It is very easy to think you are prepared for the future when you have very posh trinkets in your line of work.
A digital recorder with wi-fi is a nice toy. Technology is impressive, from editing software, to cameras to how precise audience tracking has become. My website's analytics is over and above what I had a decade ago, and is superior to the one I had just a month ago with another host.
When I ran Chaser News over ten years ago, I had a very smart camera that could take photos and make movies with a switch of a button -- and that was a big deal. My laptop and camera were my entire studio. Now, that's all done on my smartphone with a special camera attachment.
When your have the toys, you get lulled into thinking that you are cutting edge, and in journalism, it is an easy mistake to make.
Toys are tumbleweeds: they have no roots as they are outdated within a year.

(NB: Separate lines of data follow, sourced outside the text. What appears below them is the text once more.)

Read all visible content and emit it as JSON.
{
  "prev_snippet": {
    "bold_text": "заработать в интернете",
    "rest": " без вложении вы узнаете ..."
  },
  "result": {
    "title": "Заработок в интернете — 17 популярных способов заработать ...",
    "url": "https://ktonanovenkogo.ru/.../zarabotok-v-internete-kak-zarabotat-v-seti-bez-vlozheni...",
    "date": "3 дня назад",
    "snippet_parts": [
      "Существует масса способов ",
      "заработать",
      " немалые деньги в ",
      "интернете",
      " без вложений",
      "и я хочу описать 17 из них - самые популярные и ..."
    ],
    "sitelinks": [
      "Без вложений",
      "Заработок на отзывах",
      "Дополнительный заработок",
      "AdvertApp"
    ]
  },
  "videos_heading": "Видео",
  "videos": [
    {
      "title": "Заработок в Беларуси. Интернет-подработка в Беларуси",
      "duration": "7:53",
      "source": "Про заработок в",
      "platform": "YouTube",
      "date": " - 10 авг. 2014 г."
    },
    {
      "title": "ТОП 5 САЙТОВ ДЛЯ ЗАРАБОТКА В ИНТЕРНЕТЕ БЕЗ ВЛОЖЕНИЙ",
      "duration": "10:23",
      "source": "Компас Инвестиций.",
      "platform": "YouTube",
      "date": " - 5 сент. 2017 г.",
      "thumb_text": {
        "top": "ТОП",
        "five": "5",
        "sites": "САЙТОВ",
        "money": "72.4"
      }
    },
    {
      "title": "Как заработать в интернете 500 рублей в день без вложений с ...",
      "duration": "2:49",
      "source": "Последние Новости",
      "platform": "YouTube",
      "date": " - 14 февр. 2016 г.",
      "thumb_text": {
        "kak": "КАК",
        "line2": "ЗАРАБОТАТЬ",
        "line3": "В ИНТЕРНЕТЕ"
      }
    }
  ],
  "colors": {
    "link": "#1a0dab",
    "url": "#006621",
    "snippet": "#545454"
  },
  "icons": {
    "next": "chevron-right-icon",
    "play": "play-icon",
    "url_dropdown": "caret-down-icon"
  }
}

When I started in journalism, I had to buy a pricey and professional quality microphone and tape recorder. Then I had a PDA with a folding keyboard. Now, all of that is utterly unusable, just as is my old multi-purpose camera that had its own editing software. I needed no apps doing Chaser because those things didn't exist, but used several when I began A Dangerous Woman Story Studio.
The toys change and quickly. I have no trouble keeping up, but I also can see that the technology doesn't make journalism.
Journalism needed to be something that would be ahead of technology, not the other way around. Journalists are always playing catch-up, and often behave as if they were technological squatters: moving in to a new medium and then trying to fit into it.
It also needed to update their methods -- independent of the trinkets that are always changing. That never happened, but it doesn't mean an alternative can't do what its predecessor never did...